WHAT YOU SHOULD DO: Copy every line of the data in which the word "this" occurs.
SUPPLIED MATERIAL below:
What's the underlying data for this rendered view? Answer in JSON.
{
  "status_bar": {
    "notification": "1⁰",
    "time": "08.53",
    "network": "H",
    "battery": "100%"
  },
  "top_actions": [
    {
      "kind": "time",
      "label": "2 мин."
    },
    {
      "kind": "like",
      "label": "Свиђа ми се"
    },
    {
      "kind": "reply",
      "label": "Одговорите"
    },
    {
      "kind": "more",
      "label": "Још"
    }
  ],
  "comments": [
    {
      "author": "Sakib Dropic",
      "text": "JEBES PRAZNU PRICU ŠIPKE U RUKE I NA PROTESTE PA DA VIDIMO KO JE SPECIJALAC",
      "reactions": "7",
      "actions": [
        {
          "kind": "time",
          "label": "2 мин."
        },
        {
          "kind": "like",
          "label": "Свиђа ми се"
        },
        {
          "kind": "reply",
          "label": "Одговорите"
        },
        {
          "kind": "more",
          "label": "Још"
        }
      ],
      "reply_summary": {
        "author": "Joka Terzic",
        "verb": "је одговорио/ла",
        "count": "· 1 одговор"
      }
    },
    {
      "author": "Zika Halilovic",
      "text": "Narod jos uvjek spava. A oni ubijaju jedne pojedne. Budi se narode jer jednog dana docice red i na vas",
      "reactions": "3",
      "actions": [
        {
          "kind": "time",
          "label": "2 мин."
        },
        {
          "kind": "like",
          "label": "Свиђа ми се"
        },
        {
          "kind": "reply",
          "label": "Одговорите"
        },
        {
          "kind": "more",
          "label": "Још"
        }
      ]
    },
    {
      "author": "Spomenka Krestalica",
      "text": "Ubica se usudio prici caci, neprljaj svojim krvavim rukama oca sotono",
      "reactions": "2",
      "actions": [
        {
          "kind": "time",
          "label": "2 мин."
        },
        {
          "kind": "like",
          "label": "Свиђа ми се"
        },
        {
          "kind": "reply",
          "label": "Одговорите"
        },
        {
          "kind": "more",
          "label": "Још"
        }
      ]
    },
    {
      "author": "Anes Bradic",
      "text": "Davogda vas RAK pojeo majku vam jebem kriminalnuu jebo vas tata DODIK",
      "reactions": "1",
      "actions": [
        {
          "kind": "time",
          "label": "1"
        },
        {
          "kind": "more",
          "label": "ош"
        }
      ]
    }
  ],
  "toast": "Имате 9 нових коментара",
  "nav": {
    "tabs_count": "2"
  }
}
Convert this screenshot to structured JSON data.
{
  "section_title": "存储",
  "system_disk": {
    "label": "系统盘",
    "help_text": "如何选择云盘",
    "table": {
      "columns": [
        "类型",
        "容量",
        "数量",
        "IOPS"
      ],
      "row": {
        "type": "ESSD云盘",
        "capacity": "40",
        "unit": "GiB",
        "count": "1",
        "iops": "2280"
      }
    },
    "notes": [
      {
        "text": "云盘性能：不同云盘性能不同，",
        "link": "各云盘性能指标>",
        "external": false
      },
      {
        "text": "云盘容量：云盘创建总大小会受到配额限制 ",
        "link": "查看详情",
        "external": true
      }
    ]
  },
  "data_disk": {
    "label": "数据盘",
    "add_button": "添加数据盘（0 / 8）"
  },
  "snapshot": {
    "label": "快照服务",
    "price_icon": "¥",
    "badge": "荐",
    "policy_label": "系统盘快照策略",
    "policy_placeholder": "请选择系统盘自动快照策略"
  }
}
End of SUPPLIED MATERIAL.
ANSWER TO THE PROBLEM:
What's the underlying data for this rendered view? Answer in JSON.
Convert this screenshot to structured JSON data.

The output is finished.